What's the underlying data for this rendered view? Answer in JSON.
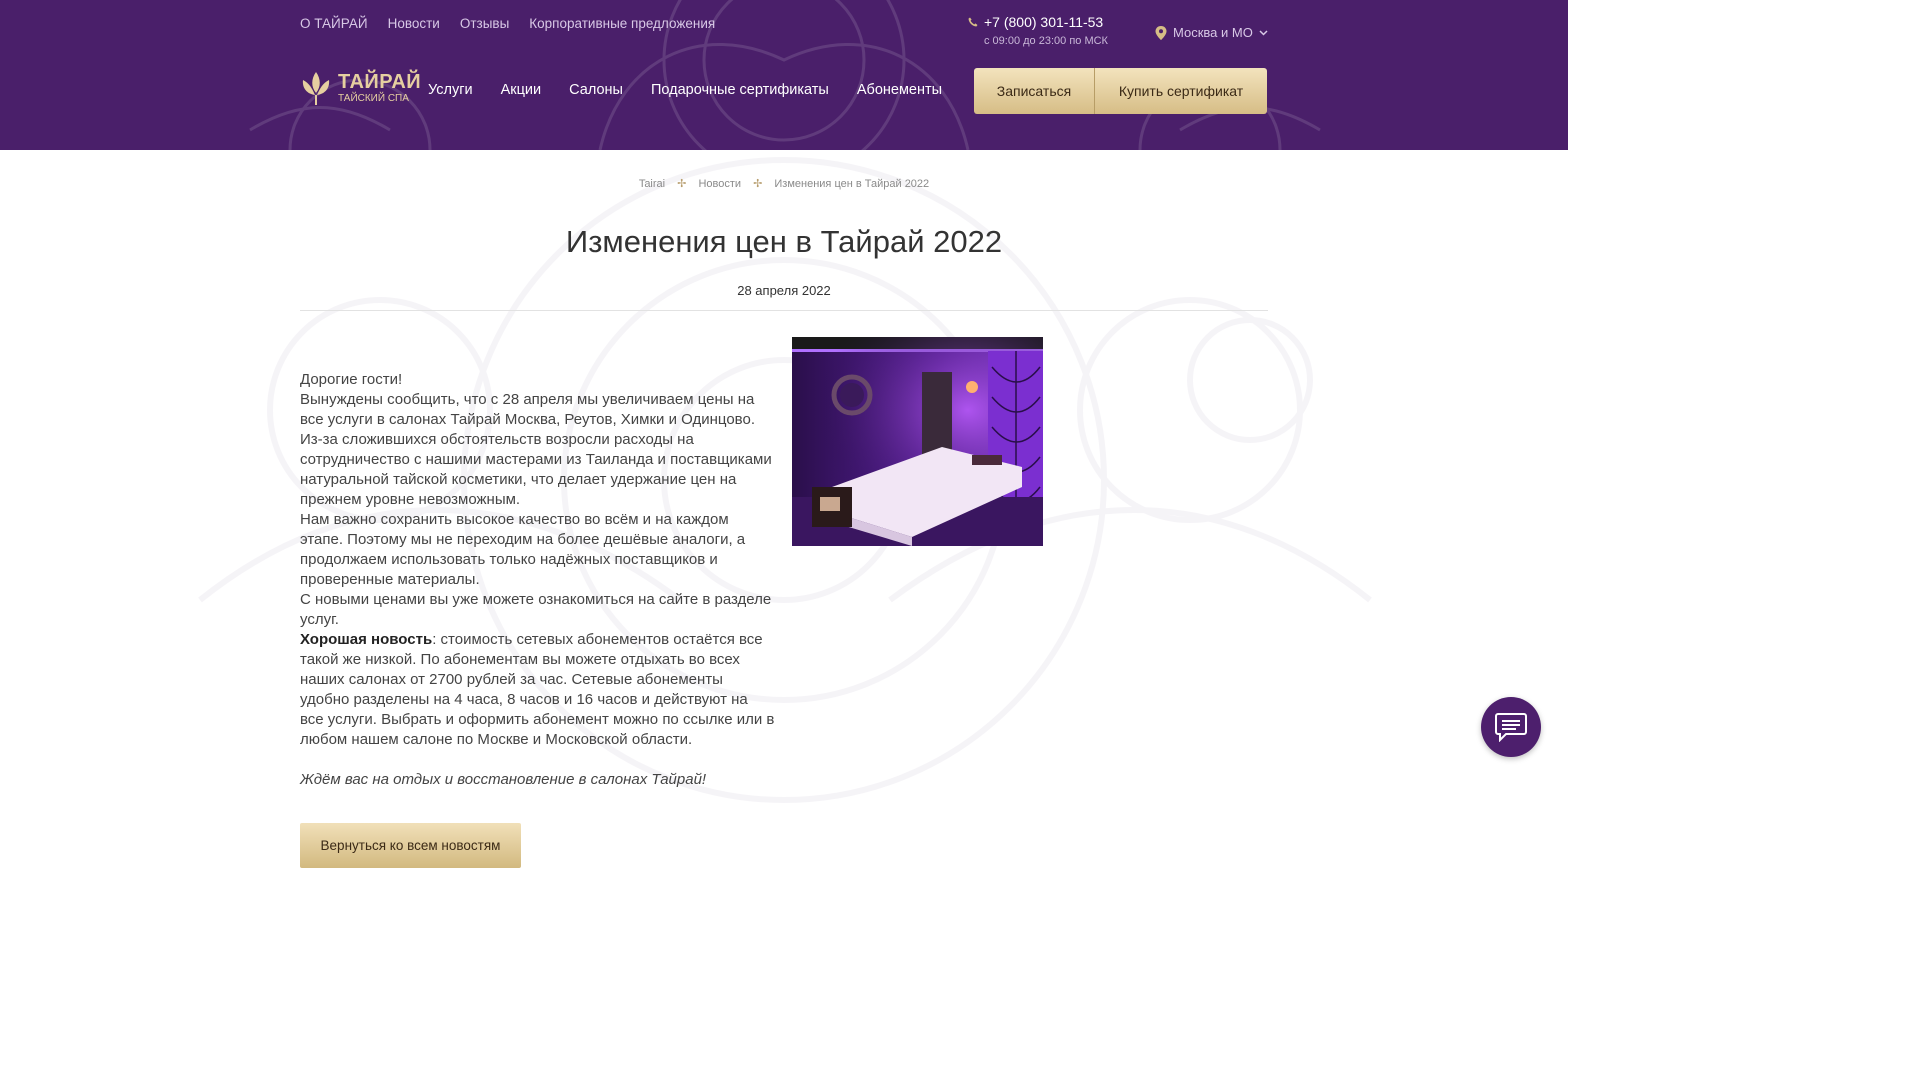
{
  "header": {
    "top_links": [
      "О ТАЙРАЙ",
      "Новости",
      "Отзывы",
      "Корпоративные предложения"
    ],
    "phone": "+7 (800) 301-11-53",
    "phone_hours": "с 09:00 до 23:00 по МСК",
    "region": "Москва и МО",
    "logo_title": "ТАЙРАЙ",
    "logo_subtitle": "ТАЙСКИЙ СПА",
    "main_nav": [
      "Услуги",
      "Акции",
      "Салоны",
      "Подарочные сертификаты",
      "Абонементы"
    ],
    "signup_label": "Записаться",
    "buy_cert_label": "Купить сертификат"
  },
  "breadcrumb": [
    "Tairai",
    "Новости",
    "Изменения цен в Тайрай 2022"
  ],
  "article": {
    "title": "Изменения цен в Тайрай 2022",
    "date": "28 апреля 2022",
    "greeting": "Дорогие гости!",
    "p1": "Вынуждены сообщить, что с 28 апреля мы увеличиваем цены на все услуги в салонах Тайрай Москва, Реутов, Химки и Одинцово. Из-за сложившихся обстоятельств возросли расходы на сотрудничество с нашими мастерами из Таиланда и поставщиками натуральной тайской косметики, что делает удержание цен на прежнем уровне невозможным.",
    "p2": "Нам важно сохранить высокое качество во всём и на каждом этапе. Поэтому мы не переходим на более дешёвые аналоги, а продолжаем использовать только надёжных поставщиков и проверенные материалы.",
    "p3": "С новыми ценами вы уже можете ознакомиться на сайте в разделе услуг.",
    "good_news_label": "Хорошая новость",
    "p4": ": стоимость сетевых абонементов остаётся все такой же низкой. По абонементам вы можете отдыхать во всех наших салонах от 2700 рублей за час. Сетевые абонементы удобно разделены на 4 часа, 8 часов и 16 часов и действуют на все услуги. Выбрать и оформить абонемент можно по ссылке или в любом нашем салоне по Москве и Московской области.",
    "closing": "Ждём вас на отдых и восстановление в салонах Тайрай!",
    "back_label": "Вернуться ко всем новостям"
  },
  "colors": {
    "header_bg": "#4a1f6a",
    "gold": "#d6bd86",
    "chat_bg": "#4d1f6d"
  },
  "icons": [
    "phone-icon",
    "location-pin-icon",
    "chevron-down-icon",
    "lotus-logo-icon",
    "chat-icon"
  ]
}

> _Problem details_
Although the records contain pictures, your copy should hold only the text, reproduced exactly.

> _Exercise answer_
What's the underlying data for this rendered view? Answer in JSON.
{
  "header": {
    "top_links": [
      "О ТАЙРАЙ",
      "Новости",
      "Отзывы",
      "Корпоративные предложения"
    ],
    "phone": "+7 (800) 301-11-53",
    "phone_hours": "с 09:00 до 23:00 по МСК",
    "region": "Москва и МО",
    "logo_title": "ТАЙРАЙ",
    "logo_subtitle": "ТАЙСКИЙ СПА",
    "main_nav": [
      "Услуги",
      "Акции",
      "Салоны",
      "Подарочные сертификаты",
      "Абонементы"
    ],
    "signup_label": "Записаться",
    "buy_cert_label": "Купить сертификат"
  },
  "breadcrumb": [
    "Tairai",
    "Новости",
    "Изменения цен в Тайрай 2022"
  ],
  "article": {
    "title": "Изменения цен в Тайрай 2022",
    "date": "28 апреля 2022",
    "greeting": "Дорогие гости!",
    "p1": "Вынуждены сообщить, что с 28 апреля мы увеличиваем цены на все услуги в салонах Тайрай Москва, Реутов, Химки и Одинцово. Из-за сложившихся обстоятельств возросли расходы на сотрудничество с нашими мастерами из Таиланда и поставщиками натуральной тайской косметики, что делает удержание цен на прежнем уровне невозможным.",
    "p2": "Нам важно сохранить высокое качество во всём и на каждом этапе. Поэтому мы не переходим на более дешёвые аналоги, а продолжаем использовать только надёжных поставщиков и проверенные материалы.",
    "p3": "С новыми ценами вы уже можете ознакомиться на сайте в разделе услуг.",
    "good_news_label": "Хорошая новость",
    "p4": ": стоимость сетевых абонементов остаётся все такой же низкой. По абонементам вы можете отдыхать во всех наших салонах от 2700 рублей за час. Сетевые абонементы удобно разделены на 4 часа, 8 часов и 16 часов и действуют на все услуги. Выбрать и оформить абонемент можно по ссылке или в любом нашем салоне по Москве и Московской области.",
    "closing": "Ждём вас на отдых и восстановление в салонах Тайрай!",
    "back_label": "Вернуться ко всем новостям"
  },
  "colors": {
    "header_bg": "#4a1f6a",
    "gold": "#d6bd86",
    "chat_bg": "#4d1f6d"
  },
  "icons": [
    "phone-icon",
    "location-pin-icon",
    "chevron-down-icon",
    "lotus-logo-icon",
    "chat-icon"
  ]
}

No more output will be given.